For example, I have a story I'm working at (slowly), where, to summarize, two friends have reunited briefly one evening. Actually, he has sought her out tonight. They are occasional lovers, but for complicated reasons can't have a romantic relationship. But they do love each other. So anyway, he's come to the town where she lives, and just in time, because she's about to leave town and disappear. He's the only one who knows why (it's a situation they share-- they have to move on every couple years to avoid The Bad Guys).
Anyway, I had the long scene like this:
1. Re-meet, dancing, a bit of romance.
2. They make love and re-affirm their affection.
3. He tells her why he has found her, what he has to tell her (that another in their group has committed suicide, apparently because he can't deal with the anxiety of the constant threat of the bad guys).
4. She gets mad at him for waiting to tell her, and they talk it out.
5. He sings (he's a musician) a song that's just for her, and she realizes she still loves him, not just as a friend.
Okay, now really, as a short story, it would work okay, because it ends with her realization that she can't get over him.
But it's a scene in a novel. And I read this over and reminded myself that scenes that end on a resolution have no forward thrust-- the reader has little reason to turn the page.
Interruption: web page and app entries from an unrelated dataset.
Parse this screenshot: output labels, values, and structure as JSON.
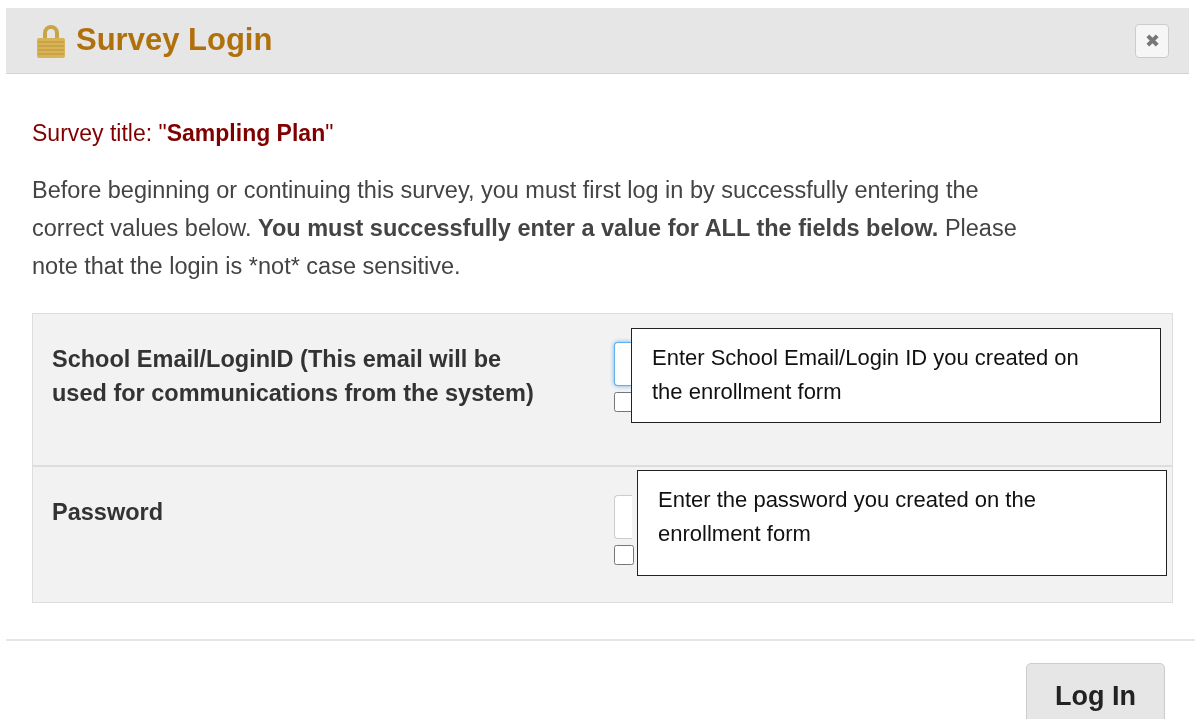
{
  "dialog": {
    "title": "Survey Login",
    "close_label": "✖"
  },
  "survey_title": {
    "label": "Survey title: \"",
    "name": "Sampling Plan",
    "suffix": "\""
  },
  "instructions": [
    {
      "text": "Before beginning or continuing this survey, you must first log in by successfully entering the correct values below. ",
      "bold": false
    },
    {
      "text": "You must successfully enter a value for ALL the fields below.",
      "bold": true
    },
    {
      "text": " Please note that the login is *not* case sensitive.",
      "bold": false
    }
  ],
  "fields": [
    {
      "label": "School Email/LoginID (This email will be used for communications from the system)",
      "focused": true,
      "show_checked": false,
      "callout": "Enter School Email/Login ID you created on the enrollment form"
    },
    {
      "label": "Password",
      "focused": false,
      "show_checked": false,
      "callout": "Enter the password you created on the enrollment form"
    }
  ],
  "buttons": [
    {
      "label": "Log In"
    }
  ]
}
And putting the song-singing at the end also decreases the tension, because it shows immediately-- not even in the next chapter-- that she has forgiven him for not telling her first, and also that the revelation of their comrade's suicide has not harmed their relationship.
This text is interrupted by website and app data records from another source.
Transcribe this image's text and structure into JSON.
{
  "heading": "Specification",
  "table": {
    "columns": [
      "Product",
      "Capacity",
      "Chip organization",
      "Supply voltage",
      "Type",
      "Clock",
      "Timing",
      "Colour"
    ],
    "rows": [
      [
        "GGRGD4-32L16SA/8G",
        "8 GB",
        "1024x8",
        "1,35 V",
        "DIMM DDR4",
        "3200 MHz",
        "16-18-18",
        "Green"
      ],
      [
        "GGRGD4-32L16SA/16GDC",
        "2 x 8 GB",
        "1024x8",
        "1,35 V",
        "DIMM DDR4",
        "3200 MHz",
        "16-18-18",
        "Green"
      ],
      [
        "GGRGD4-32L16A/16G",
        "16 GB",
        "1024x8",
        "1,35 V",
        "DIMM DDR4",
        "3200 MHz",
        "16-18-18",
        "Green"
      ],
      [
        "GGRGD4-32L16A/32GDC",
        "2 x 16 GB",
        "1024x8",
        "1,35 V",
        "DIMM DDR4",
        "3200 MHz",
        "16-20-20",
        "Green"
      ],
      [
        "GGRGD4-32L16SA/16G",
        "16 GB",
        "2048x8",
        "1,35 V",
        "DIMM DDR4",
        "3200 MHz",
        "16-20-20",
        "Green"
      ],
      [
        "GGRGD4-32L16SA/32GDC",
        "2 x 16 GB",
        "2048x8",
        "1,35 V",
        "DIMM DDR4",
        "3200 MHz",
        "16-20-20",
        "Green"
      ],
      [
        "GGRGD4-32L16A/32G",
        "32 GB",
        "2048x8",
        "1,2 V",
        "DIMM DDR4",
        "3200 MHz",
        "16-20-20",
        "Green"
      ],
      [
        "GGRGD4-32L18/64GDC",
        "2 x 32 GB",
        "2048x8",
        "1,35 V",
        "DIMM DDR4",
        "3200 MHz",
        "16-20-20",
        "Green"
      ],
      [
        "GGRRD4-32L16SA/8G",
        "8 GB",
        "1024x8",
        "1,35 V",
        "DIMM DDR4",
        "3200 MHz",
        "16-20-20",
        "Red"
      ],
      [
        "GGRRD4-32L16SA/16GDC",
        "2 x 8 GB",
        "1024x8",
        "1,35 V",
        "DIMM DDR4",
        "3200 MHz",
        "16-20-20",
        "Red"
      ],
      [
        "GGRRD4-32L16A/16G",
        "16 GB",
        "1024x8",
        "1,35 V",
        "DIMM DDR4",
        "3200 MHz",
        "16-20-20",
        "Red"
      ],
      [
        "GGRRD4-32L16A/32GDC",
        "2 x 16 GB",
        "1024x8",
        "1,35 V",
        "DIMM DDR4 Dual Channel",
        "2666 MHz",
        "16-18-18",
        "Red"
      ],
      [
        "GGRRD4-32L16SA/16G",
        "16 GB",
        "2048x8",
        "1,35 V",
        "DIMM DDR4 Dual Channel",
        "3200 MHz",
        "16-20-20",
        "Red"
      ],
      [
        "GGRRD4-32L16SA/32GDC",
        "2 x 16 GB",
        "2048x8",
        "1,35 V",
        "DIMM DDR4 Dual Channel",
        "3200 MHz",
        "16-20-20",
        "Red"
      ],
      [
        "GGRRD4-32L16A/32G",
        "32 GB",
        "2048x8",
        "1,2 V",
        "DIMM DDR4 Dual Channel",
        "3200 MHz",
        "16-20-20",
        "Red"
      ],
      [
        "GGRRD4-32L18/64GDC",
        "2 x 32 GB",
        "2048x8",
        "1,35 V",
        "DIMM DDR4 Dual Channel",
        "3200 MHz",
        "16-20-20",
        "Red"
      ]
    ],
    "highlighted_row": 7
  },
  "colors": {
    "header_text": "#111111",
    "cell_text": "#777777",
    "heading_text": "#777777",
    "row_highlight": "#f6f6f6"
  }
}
And there's also a really useful romantic convention, that the disaster should happen AFTER the greatest show of trust between the couple. There's a lot more emotional force when the disaster is going to threaten something we've already seen is powerful and important to them.
So I'm going to rearrange the events so that all the romantic stuff comes first, and after he sings to her, he feels (okay, this is a guy, after all :) that now he can tell her the bad news, because, well, he's gotten the sex and the love. Wouldn't want to tell her first and not get lucky. :)
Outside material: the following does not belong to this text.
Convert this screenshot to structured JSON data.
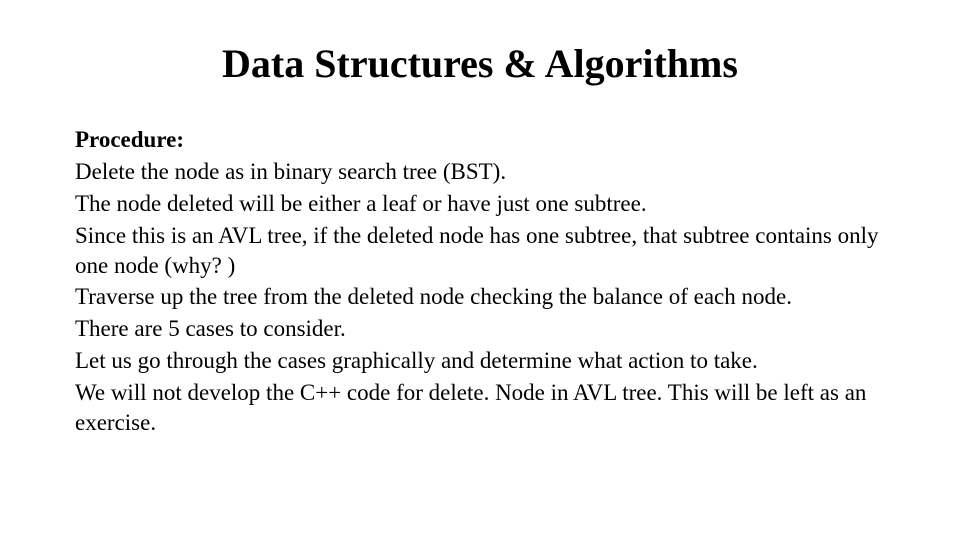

So it's plausible enough with his character. And it's more dramatic structurally. I also think it helps delineate them and show one of the major conflicts between them-- he lives utterly in the moment, and she's more of a long-term thinker. So as long as he's not focusing on their friend's suicide, he can enjoy being with her. He actually can put that away for long enough that they can have this lovely evening together-- but he knows that she simply can't, that she'll be dwelling on the suicide and get all sad and depressed, so why not put that moment off?
And it leads to more conflict, not less. As I had it, the conflict of him withholding the information and also of the horror of the suicide dissipates because she realizes this is just how he is, that she can't blame him for being himself, and she forgives him. That quick. And the conflict dissolves into dust. But the conflict will remain solid if I end with it. Even that bit of white space between this and the next chapter is enough of a pause to allow the import of the conflict to grow in the reader's mind. And remember, what we put at the end, we're showing is important.
So just a thought about scene design. I think this is really an essential part of making the reader experience the action and get the emotion you want her to get.